Pick every line out of the entries below that has the string "JSON", and copy it.

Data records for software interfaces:
= = = =

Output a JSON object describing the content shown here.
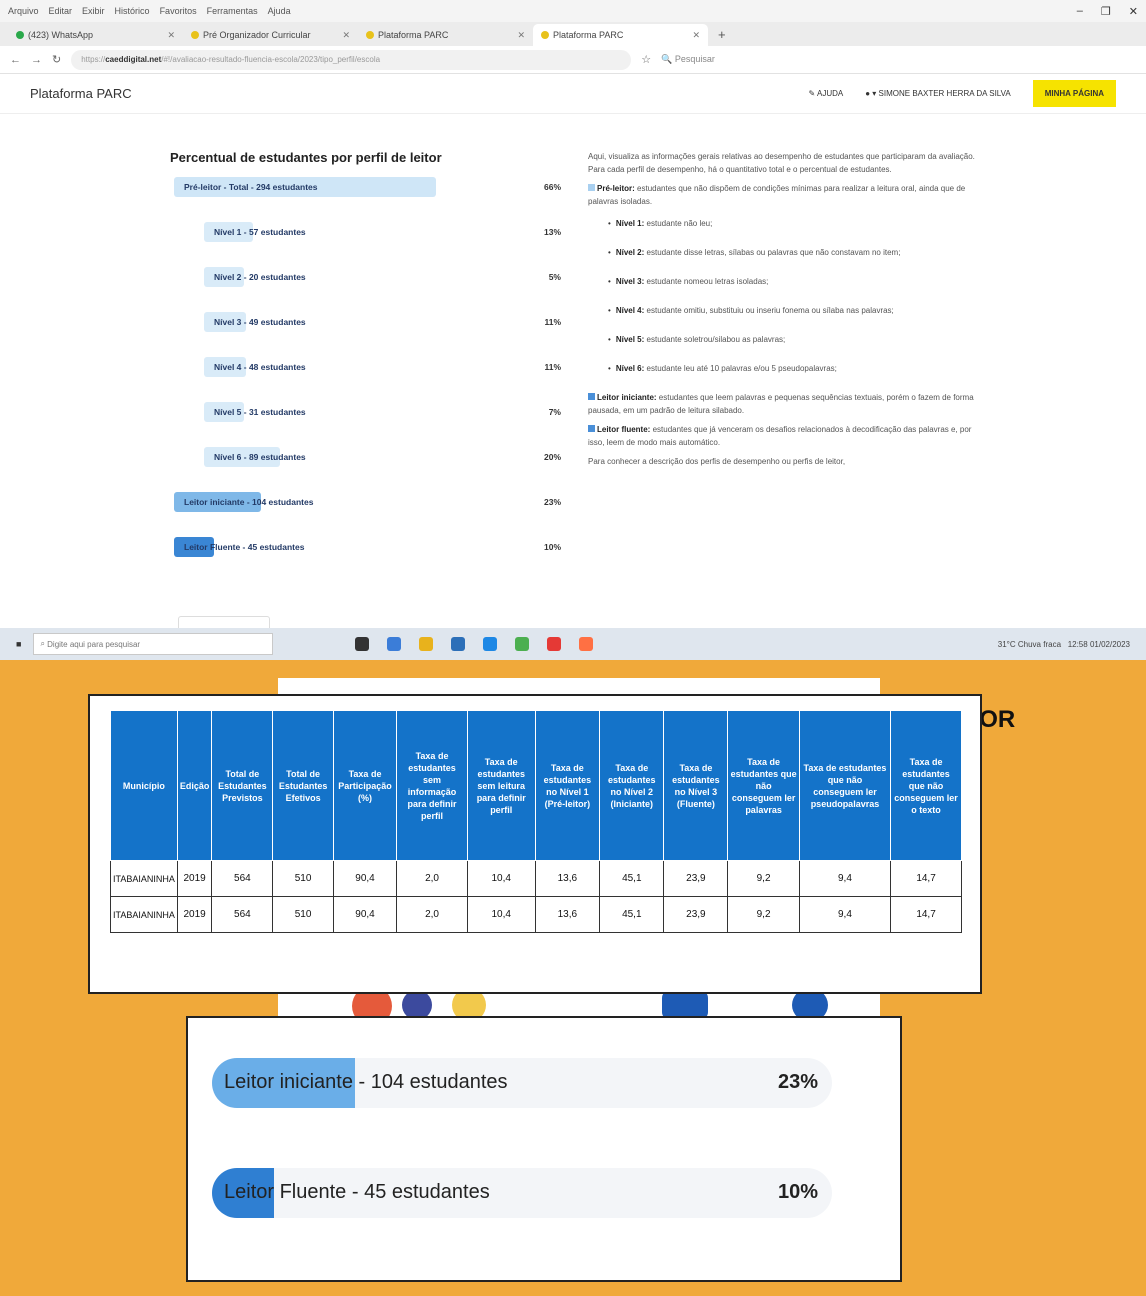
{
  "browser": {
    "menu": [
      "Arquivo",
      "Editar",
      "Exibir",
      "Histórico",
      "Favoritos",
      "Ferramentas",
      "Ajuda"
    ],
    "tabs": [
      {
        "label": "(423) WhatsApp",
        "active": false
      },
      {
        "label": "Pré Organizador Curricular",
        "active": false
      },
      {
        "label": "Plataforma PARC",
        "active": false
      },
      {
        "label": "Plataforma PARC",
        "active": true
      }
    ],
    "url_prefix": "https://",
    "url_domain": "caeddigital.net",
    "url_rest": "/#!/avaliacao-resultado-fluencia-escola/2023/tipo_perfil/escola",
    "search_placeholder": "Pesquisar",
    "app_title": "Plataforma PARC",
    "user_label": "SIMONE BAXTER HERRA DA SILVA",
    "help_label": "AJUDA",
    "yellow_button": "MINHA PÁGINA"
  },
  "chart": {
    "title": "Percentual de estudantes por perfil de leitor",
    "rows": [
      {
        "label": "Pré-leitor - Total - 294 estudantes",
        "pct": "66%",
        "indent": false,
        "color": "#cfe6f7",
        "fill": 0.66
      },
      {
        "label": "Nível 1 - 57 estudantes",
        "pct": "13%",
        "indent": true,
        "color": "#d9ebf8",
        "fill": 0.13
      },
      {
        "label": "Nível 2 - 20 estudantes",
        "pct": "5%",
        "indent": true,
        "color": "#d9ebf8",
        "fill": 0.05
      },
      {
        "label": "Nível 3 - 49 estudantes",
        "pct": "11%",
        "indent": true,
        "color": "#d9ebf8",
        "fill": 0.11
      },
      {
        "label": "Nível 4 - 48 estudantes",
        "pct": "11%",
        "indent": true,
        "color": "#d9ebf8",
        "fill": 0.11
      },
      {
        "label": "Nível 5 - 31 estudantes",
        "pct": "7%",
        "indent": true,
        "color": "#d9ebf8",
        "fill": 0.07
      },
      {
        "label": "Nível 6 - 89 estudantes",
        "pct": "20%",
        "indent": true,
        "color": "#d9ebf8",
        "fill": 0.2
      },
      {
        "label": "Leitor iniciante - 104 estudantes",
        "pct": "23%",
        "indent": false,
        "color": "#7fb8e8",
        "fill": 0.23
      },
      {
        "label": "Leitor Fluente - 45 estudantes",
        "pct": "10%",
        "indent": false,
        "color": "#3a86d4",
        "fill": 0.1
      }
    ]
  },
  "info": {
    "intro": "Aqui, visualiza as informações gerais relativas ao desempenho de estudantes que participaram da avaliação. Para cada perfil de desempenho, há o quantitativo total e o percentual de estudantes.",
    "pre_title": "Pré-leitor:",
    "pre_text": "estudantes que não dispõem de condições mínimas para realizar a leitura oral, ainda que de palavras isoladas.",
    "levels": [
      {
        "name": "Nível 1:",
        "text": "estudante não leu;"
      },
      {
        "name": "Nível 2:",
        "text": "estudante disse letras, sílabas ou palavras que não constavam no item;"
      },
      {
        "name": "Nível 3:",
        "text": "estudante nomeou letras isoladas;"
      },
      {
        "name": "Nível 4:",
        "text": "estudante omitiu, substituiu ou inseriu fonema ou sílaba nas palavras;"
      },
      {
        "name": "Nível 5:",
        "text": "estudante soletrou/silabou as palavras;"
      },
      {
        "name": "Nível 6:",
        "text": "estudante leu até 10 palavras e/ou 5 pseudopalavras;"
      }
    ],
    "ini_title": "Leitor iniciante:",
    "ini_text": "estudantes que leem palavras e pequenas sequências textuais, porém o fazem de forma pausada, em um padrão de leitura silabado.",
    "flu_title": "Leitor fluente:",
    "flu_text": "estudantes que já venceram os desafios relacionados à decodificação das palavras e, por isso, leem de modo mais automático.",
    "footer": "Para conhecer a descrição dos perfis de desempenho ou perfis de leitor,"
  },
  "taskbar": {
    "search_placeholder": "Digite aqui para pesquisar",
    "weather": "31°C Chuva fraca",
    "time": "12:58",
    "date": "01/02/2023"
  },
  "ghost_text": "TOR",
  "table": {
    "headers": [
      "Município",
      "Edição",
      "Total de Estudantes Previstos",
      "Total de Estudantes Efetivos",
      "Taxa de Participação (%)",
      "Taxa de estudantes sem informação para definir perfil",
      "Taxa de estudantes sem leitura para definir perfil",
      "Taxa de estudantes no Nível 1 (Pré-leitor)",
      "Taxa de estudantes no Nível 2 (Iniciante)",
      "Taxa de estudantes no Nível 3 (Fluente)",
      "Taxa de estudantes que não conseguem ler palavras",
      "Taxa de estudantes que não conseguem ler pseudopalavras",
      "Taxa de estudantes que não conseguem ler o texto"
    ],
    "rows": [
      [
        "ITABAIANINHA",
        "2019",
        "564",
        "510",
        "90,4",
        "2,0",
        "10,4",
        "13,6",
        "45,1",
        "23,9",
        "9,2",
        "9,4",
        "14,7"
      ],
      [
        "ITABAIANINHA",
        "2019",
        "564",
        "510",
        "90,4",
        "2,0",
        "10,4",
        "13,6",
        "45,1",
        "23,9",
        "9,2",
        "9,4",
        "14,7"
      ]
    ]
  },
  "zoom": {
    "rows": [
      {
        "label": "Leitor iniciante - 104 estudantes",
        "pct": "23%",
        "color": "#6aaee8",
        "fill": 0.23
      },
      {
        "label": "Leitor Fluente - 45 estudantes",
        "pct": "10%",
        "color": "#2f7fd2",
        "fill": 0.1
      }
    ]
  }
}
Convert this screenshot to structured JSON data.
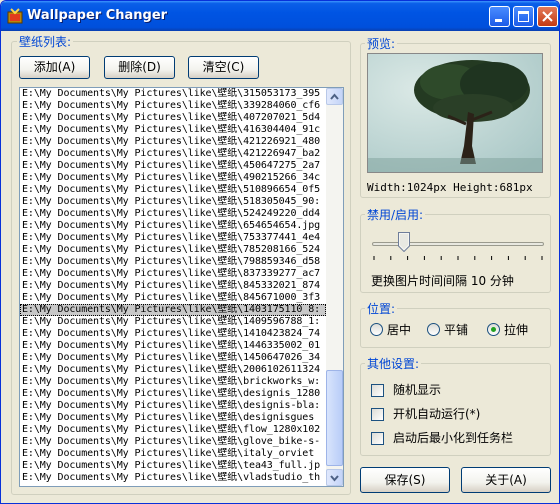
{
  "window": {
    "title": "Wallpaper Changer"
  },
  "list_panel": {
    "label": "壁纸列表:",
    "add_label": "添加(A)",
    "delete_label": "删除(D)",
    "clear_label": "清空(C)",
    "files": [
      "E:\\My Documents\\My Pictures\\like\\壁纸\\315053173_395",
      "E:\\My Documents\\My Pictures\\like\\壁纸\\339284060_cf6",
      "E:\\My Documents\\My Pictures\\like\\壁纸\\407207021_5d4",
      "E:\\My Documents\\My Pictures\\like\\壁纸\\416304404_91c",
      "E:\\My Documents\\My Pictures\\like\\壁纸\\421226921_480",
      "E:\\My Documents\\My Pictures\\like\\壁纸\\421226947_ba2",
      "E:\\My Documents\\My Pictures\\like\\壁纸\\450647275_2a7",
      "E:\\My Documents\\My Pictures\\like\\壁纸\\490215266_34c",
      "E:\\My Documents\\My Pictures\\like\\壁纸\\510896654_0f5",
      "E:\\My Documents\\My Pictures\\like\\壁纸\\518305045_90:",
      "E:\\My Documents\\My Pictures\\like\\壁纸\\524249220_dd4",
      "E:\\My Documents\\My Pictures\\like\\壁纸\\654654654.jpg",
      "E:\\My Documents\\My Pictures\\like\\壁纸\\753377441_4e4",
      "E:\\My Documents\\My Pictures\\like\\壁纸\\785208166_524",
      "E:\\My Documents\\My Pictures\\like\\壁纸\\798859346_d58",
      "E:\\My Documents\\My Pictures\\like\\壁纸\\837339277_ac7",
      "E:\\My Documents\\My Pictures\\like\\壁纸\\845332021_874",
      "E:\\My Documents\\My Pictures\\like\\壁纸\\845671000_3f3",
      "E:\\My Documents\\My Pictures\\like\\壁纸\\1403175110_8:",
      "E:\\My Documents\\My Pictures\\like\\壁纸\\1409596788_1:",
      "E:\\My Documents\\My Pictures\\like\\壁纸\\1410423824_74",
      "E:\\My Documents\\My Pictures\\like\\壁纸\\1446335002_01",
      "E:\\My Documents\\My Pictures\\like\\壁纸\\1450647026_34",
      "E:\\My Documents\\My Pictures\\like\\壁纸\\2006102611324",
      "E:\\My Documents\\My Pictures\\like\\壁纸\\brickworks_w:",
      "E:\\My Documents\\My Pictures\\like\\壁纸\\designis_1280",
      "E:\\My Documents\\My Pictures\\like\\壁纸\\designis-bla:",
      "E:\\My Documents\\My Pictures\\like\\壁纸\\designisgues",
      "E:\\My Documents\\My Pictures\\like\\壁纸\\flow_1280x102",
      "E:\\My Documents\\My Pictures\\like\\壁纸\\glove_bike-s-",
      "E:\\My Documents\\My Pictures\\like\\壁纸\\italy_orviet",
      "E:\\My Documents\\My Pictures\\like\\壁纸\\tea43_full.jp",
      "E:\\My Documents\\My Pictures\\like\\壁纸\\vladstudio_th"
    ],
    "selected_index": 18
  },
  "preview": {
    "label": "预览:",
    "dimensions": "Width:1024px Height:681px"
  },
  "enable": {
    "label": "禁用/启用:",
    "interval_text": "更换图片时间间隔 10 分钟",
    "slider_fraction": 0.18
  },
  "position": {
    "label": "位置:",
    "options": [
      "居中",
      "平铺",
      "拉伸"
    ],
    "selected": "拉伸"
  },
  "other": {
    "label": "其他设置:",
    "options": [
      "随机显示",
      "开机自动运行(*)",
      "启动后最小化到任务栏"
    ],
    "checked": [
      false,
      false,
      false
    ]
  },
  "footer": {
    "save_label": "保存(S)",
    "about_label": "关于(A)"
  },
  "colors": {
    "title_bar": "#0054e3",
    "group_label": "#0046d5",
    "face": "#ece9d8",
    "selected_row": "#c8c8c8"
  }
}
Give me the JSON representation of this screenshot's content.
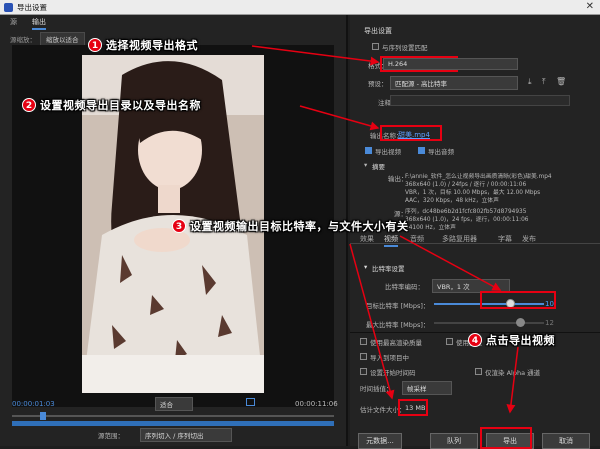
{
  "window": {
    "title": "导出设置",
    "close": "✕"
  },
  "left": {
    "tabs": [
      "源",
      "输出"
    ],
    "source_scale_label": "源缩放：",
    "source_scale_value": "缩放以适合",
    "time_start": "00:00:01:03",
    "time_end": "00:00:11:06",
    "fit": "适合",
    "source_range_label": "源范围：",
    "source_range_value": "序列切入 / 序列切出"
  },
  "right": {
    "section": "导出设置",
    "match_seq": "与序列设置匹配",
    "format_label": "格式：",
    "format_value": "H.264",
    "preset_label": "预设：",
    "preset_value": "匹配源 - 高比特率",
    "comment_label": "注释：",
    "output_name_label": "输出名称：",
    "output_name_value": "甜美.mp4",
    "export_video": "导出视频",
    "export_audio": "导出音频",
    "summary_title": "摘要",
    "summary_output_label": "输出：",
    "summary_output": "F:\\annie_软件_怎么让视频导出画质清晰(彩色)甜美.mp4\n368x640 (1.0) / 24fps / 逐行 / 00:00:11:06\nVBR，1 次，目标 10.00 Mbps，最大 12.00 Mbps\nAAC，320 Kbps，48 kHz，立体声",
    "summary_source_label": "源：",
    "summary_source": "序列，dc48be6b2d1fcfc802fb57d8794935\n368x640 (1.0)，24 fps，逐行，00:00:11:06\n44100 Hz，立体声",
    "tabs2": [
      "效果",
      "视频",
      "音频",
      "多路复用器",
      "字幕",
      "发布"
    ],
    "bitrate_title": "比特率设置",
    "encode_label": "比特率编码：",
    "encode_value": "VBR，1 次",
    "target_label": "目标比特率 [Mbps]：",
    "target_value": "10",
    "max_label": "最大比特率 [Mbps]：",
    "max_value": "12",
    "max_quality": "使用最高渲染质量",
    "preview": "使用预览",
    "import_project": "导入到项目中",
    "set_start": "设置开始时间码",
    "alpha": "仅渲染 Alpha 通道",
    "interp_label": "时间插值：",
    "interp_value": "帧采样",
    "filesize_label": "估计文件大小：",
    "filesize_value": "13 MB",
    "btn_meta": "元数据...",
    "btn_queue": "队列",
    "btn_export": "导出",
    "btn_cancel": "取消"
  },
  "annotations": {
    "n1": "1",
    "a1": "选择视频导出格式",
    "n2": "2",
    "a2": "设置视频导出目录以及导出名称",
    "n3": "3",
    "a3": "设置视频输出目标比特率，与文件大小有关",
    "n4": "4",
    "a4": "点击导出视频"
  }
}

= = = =

## Exercise answer:
Output a JSON object describing the content shown here.
Convert this screenshot to structured JSON data.
Give me the JSON representation of this screenshot's content.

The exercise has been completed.